- Miller, Scot M.; Michalak, Anna M.; Detmers, Robert G.; Hasekamp, Otto P.; Bruhwiler, Lori M. P.; Schwietzke, Stefan (January 29, 2019). "China's coal mine methane regulations have not curbed growing emissions". Nature Communications. 10 (1): 303. doi:10.1038/s41467-018-07891-7. PMC 6351523. PMID 30696820.
- Guzman, Joseph (2020-03-03). "Exxon calls for tighter regulations of methane". TheHill. Retrieved 2020-03-04.
- Alison Durkee (August 10, 2020). "EPA Rescinds Obama-Era Methane Rules As White House Speeds Environmental Rollbacks Ahead Of Election". Forbes.
- Emma Newburger (August 29, 2020). "Critics rail against Trump's methane proposal as an 'unconscionable assault on environment'". CNBC.

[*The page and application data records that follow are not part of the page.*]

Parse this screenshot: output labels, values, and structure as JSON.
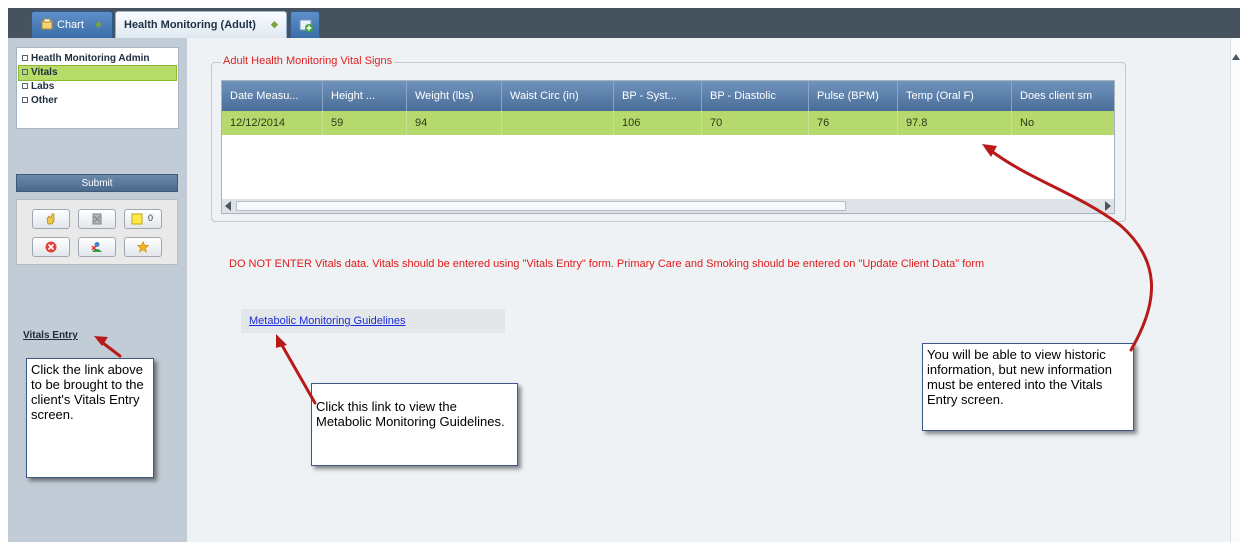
{
  "tabs": [
    {
      "label": "Chart"
    },
    {
      "label": "Health Monitoring (Adult)"
    }
  ],
  "sidebar": {
    "items": [
      {
        "label": "Heatlh Monitoring Admin"
      },
      {
        "label": "Vitals"
      },
      {
        "label": "Labs"
      },
      {
        "label": "Other"
      }
    ],
    "active_item": "Vitals",
    "submit_label": "Submit",
    "notes_count": "0",
    "vitals_entry_link": "Vitals Entry"
  },
  "vital_signs": {
    "legend": "Adult Health Monitoring Vital Signs",
    "columns": [
      "Date Measu...",
      "Height ...",
      "Weight (lbs)",
      "Waist Circ (in)",
      "BP - Syst...",
      "BP - Diastolic",
      "Pulse (BPM)",
      "Temp (Oral F)",
      "Does client sm"
    ],
    "rows": [
      [
        "12/12/2014",
        "59",
        "94",
        "",
        "106",
        "70",
        "76",
        "97.8",
        "No"
      ]
    ],
    "horizontal_scroll_fraction": 0.69
  },
  "warning_text": "DO NOT ENTER Vitals data. Vitals should be entered using \"Vitals Entry\" form. Primary Care and Smoking should be entered on \"Update Client Data\" form",
  "metabolic_link": "Metabolic Monitoring Guidelines",
  "callouts": {
    "vitals_entry": "Click the link above to be brought to the client's Vitals Entry screen.",
    "metabolic": "Click this link to view the Metabolic Monitoring Guidelines.",
    "historic": "You will be able to view historic information, but new information must be entered into the Vitals Entry screen."
  },
  "colors": {
    "header_bar": "#46525e",
    "sidebar": "#c2ccd6",
    "active_row": "#b5d96c",
    "grid_header": "#5a7fa9",
    "warning": "#e01a1a",
    "arrow": "#b81a1a"
  },
  "icons": {
    "chart_tab": "chart-folder-icon",
    "add_tab": "add-tab-icon",
    "toolbar": [
      "hand-icon",
      "delete-grey-icon",
      "note-icon",
      "cancel-icon",
      "user-remove-icon",
      "star-icon"
    ]
  }
}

- Jackson, R B; Saunois, M; Bousquet, P; Canadell, J G; Poulter, B; Stavert, A R; Bergamaschi, P; Niwa, Y; Segers, A; Tsuruta, A (14 July 2020). "Increasing anthropogenic methane emissions arise equally from agricultural and fossil fuel sources". Environmental Research Letters. 15 (7): 071002. doi:10.1088/1748-9326/ab9ed2. ISSN 1748-9326. Retrieved 28 August 2020.
- Methane emissions (kt of CO2 equivalent), The World Bank, 2018
- Alexandru Micu (2019-05-21). "One research team proposes swapping atmospheric methane for CO2, and it might be a good idea". ZME Science. Retrieved 2019-07-17.